I am sure you are familiar with the town of Winnfield, the home of the Huey and Earl Long dynasty. The pear tree shown here was all alone in a pasture near the Long homeplace.
These pear trees are sending you a bouquet from your father and us.
Benny and Pat Irby
Clarks, La. Compliments of Pat & Benny Irby; 3-9-07
Photo of a Pear Tree taken in Clarks, Louisiana, Compliments of Benton and Pat Irby
Harrisburg, Louisiana, photo compliments of Pat & Benton Irby 3/12/07
Photo by Ellen Baskerville, April, 1990 as she drove around Caney La
THE ROAD TO CANEY LAKE
Minden in the fall
Louisiana Highways and ByWays
It took 20 years to built I 20.
I-20 near Minden, La. - 2004
Jim Gritzbaugh took this picture May 2004 on I-20 when
the wild flowers were so pretty.
I'm going to try and attach a few images to this message. I'm on the road on my laptop and don't have Photoshop installed, so I may have to wait until I get home to shrink the images.

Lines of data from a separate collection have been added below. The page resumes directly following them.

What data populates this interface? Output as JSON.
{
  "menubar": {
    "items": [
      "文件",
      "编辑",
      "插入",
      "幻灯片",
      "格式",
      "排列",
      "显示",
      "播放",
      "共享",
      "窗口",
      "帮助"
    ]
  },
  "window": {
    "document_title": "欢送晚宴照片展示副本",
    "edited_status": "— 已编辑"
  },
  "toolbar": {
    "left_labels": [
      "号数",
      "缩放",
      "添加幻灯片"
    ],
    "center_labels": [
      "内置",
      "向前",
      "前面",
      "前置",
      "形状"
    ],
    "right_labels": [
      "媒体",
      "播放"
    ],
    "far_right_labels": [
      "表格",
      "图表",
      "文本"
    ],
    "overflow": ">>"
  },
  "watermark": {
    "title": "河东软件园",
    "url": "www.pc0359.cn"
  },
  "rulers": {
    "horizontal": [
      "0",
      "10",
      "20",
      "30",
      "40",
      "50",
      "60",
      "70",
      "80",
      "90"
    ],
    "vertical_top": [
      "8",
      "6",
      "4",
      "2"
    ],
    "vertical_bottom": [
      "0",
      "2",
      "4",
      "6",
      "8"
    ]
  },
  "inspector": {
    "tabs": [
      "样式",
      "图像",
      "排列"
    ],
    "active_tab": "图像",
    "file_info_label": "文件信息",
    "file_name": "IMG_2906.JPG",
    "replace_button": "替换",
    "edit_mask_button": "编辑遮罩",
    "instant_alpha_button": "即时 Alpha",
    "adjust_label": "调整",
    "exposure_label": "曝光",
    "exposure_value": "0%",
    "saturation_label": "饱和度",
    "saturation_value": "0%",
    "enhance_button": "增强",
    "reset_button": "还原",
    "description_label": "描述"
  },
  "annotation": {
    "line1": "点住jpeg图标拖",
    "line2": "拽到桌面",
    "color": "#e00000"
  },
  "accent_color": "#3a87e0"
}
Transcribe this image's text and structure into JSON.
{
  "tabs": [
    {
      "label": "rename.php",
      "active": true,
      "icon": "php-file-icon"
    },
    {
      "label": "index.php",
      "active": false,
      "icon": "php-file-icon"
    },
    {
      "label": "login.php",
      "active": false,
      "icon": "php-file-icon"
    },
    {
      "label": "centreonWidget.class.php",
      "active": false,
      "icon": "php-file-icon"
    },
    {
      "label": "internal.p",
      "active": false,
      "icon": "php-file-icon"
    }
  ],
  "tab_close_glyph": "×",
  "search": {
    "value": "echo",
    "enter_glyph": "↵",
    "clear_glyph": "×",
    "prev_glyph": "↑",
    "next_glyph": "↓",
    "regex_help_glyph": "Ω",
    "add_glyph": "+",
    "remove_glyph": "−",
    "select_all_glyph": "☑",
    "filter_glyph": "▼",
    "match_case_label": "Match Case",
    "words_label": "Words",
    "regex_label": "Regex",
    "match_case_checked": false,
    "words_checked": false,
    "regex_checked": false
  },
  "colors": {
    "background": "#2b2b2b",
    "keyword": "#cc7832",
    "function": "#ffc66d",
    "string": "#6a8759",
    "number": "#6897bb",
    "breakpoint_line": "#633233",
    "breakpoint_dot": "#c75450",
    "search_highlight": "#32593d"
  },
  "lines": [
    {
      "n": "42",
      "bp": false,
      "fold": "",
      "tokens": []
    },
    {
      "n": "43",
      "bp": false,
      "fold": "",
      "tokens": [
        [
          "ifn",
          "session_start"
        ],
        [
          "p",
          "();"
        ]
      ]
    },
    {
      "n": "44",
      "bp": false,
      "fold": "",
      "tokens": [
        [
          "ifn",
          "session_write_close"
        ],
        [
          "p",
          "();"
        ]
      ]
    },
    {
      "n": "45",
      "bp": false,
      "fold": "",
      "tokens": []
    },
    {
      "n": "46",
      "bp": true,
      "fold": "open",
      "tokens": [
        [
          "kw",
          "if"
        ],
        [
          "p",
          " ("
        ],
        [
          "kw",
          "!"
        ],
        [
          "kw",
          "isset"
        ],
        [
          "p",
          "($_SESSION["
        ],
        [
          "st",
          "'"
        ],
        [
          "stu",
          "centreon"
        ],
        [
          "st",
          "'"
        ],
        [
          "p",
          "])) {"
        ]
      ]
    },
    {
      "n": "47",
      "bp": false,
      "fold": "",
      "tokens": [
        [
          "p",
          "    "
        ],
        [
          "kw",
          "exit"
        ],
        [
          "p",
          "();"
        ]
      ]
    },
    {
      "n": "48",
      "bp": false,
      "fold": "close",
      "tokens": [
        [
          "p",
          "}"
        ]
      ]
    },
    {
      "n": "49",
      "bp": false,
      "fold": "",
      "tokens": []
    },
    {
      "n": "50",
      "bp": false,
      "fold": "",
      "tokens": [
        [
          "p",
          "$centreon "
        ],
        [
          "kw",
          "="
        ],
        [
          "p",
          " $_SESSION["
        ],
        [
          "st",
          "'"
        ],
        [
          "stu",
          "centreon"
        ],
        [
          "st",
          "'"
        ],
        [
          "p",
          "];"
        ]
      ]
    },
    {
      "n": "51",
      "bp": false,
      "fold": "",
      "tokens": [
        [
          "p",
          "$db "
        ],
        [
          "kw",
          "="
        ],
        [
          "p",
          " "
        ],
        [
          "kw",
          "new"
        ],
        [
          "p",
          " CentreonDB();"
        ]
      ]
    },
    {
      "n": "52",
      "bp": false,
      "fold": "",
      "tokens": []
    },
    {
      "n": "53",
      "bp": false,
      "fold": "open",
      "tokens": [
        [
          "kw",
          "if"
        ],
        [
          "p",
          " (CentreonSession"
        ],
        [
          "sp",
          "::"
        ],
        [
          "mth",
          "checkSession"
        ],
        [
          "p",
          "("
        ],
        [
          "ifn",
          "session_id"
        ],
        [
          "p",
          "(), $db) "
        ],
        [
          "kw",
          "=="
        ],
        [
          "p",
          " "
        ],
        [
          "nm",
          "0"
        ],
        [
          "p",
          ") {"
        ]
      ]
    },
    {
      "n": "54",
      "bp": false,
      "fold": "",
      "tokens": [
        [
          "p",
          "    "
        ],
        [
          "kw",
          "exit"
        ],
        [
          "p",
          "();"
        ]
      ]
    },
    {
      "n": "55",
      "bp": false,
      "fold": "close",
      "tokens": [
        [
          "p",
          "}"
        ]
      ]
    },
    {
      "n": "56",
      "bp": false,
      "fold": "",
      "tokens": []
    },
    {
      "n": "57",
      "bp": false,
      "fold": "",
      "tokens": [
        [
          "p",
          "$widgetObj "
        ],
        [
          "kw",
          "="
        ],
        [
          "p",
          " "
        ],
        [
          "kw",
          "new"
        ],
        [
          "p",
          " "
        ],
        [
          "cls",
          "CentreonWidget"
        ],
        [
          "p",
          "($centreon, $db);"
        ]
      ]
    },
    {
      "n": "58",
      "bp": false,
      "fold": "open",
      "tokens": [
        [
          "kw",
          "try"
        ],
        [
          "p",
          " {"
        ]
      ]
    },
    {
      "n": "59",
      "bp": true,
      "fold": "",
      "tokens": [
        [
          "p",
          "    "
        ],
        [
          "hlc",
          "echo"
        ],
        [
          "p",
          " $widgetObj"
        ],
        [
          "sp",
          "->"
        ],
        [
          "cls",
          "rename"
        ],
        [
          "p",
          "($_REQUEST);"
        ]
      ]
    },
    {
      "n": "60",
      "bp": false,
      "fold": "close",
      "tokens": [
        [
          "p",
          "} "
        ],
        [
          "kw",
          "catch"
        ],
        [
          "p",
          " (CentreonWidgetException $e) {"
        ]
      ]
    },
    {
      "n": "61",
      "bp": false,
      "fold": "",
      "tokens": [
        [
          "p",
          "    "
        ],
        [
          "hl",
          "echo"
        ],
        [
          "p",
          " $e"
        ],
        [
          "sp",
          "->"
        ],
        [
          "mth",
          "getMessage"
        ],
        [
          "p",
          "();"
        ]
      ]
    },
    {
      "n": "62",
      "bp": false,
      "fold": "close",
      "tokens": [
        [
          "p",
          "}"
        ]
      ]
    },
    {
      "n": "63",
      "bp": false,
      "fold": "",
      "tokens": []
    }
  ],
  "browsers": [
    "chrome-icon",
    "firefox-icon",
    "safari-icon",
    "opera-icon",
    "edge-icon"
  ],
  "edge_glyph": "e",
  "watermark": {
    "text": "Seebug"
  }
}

But these four pictures are a picture of my Mother standing in front of the City Park Fountain in the Spring of 1942; a postcard dated 1910 of that same fountain in "Town Park"; there are also two images of the park and bandstand after the 1933 tornado, in one of them it appears the fountain may be partially visible in the background.
Submitted by: John Agan, Class of 76,& Webster Parish Historian
Mrs. Juanita Agan, Spring, 1942 in front of the city park fountain
City Park after the tornado
Bandstand after May 1933